- Denny McLain - Pitcher for the 1968 World Series Champion Detroit Tigers, and 1968 Cy Young award winner; resides in the Brighton area (Pinckney).
- Mickey Stanley - Outfielder for the Tigers, and famous for switching to shortstop in the 1968 World Series; has lived in the Brighton area since 1978.
- Danny Spanos - Had hit album "passion in the dark" in 1983, and a hit single off the album called "Hot Cherie" . He also played drums for Redbone, a band most famous for its hit single "Come and Get Your Love" in the 1970s, at the time going under his given name "George Spannos".
- Matthew Lillard - Lived in Brighton from 4th grade until high school, whereafter he moved to California to begin his film career.
- Del Howison - A former resident of Winans Lake he is a Bram Stoker Award-winning editor and author whose story "The Lost Herd" was made into the premiere episode of the NBC television series "Fear Itself". He has appeared in over 15 films and owns Dark Delicacies in Burbank, California. He was also an actor for one season at the Brighton Playhouse. He is a graduate of South Lyon High School.
- Morgan Trent Former cornerback for the University of Michigan and current cornerback for the Cincinnati Bengals, grew up in Brighton.
- "City Council, City of Brighton, Michigan". City of Brighton, Michigan. Retrieved 10 April 2013.
- "US Gazetteer files 2010". United States Census Bureau. Retrieved 2012-11-25.
- "American FactFinder". United States Census Bureau. Retrieved 2012-11-25.
- "Population Estimates". United States Census Bureau. Retrieved 2013-06-03.
- "American FactFinder". United States Census Bureau. Retrieved 2008-01-31.
- "US Board on Geographic Names". United States Geological Survey. 2007-10-25. Retrieved 2008-01-31.

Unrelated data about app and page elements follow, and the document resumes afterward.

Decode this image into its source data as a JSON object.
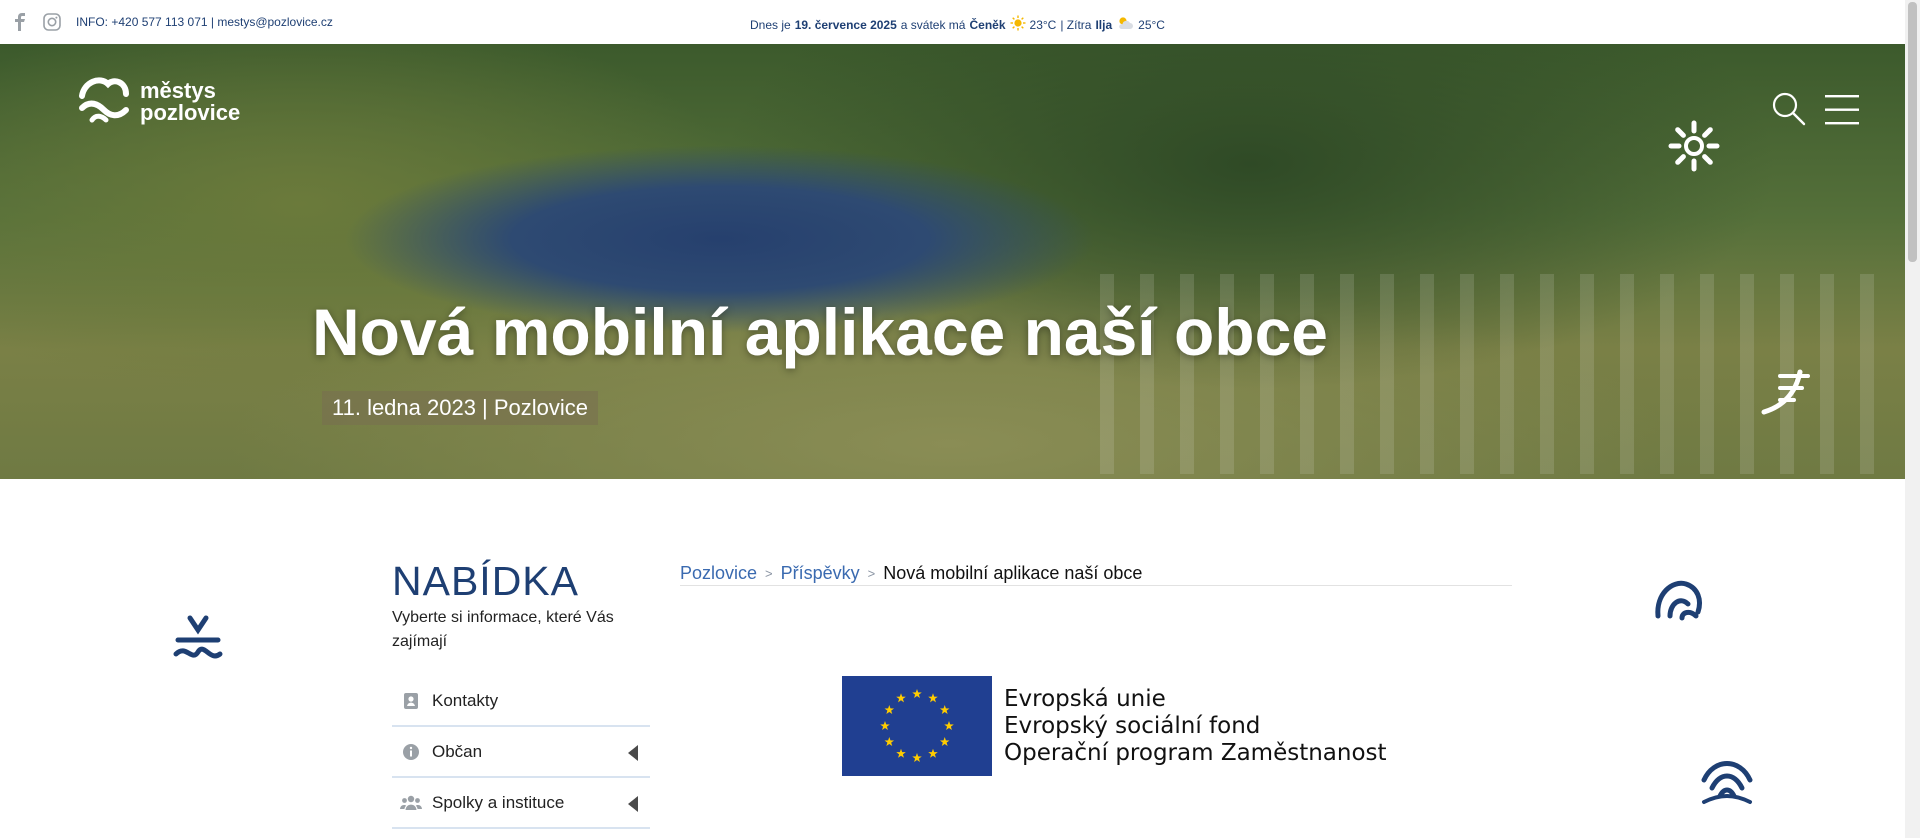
{
  "topbar": {
    "info": "INFO: +420 577 113 071 | mestys@pozlovice.cz",
    "weather": {
      "prefix": "Dnes je",
      "date": "19. července 2025",
      "mid": "a svátek má",
      "name_today": "Čeněk",
      "temp_today": "23°C",
      "sep": "| Zítra",
      "name_tomorrow": "Ilja",
      "temp_tomorrow": "25°C"
    }
  },
  "hero": {
    "logo_line1": "městys",
    "logo_line2": "pozlovice",
    "title": "Nová mobilní aplikace naší obce",
    "meta": "11. ledna 2023 | Pozlovice"
  },
  "menu": {
    "title": "NABÍDKA",
    "subtitle": "Vyberte si informace, které Vás zajímají",
    "items": [
      {
        "label": "Kontakty",
        "icon": "contact-card-icon",
        "has_submenu": false
      },
      {
        "label": "Občan",
        "icon": "info-icon",
        "has_submenu": true
      },
      {
        "label": "Spolky a instituce",
        "icon": "users-icon",
        "has_submenu": true
      }
    ]
  },
  "breadcrumb": {
    "items": [
      "Pozlovice",
      "Příspěvky"
    ],
    "separator": ">",
    "current": "Nová mobilní aplikace naší obce"
  },
  "eu_logo": {
    "line1": "Evropská unie",
    "line2": "Evropský sociální fond",
    "line3": "Operační program Zaměstnanost"
  },
  "colors": {
    "brand_blue": "#1e3f73",
    "link_blue": "#3a6ab0",
    "eu_blue": "#203f91",
    "eu_star": "#ffcc00"
  }
}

- Romig, Walter (1973). Michigan Place Names. Wayne State University Press. p. 78. ISBN 978-0814318386. Retrieved 2013-09-26.

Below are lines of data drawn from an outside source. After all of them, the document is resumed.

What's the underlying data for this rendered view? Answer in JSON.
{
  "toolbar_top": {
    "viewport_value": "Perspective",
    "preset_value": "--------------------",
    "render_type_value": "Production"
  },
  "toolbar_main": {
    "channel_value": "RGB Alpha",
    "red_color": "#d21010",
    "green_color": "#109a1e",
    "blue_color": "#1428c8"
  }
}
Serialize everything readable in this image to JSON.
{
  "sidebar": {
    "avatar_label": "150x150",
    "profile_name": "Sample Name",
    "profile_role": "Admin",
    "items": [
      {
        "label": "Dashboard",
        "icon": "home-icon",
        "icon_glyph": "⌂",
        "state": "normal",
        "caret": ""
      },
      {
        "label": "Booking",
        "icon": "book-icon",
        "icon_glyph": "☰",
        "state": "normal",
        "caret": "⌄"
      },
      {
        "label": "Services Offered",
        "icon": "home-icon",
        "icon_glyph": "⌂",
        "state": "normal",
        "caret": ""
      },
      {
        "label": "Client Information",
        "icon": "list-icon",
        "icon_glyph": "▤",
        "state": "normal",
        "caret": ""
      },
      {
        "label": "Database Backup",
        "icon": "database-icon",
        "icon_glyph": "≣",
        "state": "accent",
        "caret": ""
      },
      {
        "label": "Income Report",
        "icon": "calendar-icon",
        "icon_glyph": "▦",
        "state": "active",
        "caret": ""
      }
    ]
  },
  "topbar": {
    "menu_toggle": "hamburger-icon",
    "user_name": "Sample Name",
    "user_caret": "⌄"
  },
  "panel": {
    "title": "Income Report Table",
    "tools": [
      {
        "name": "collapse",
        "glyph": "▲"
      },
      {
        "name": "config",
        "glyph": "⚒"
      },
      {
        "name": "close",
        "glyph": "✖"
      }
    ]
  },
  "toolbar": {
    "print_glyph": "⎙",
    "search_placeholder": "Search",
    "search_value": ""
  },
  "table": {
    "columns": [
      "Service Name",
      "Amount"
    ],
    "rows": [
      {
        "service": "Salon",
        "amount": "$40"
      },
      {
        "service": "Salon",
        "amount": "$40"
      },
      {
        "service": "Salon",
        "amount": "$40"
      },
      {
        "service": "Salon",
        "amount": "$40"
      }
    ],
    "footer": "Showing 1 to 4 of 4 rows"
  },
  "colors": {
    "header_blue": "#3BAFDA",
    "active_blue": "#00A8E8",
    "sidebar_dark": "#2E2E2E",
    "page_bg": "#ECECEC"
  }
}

- "Monthly Weather for Brighton, MI 48114". The Weather Channel. Retrieved 2013-09-26.
- American FactFinder
- Moorehouse, Buddy (2010). "Woo-hoo! The Ugly Naked Guy is on the move". LivingstonTalk.com. Archived from the original on 2012-01-06.
- "Brighton Relocating 'Decision Pending' Statue". myFOXDetroit.com. 2010-08-23. Archived from the original on 2010-08-25.
- "City Of Brighton City Council Meeting, City Hall, October 7, 2010".
- Brighton City Web Site
- Livingston County Visitors' Bureau's Website
- Greater Brighton Area Chamber of Commerce
- Livingston County Small Business & Technology Development Center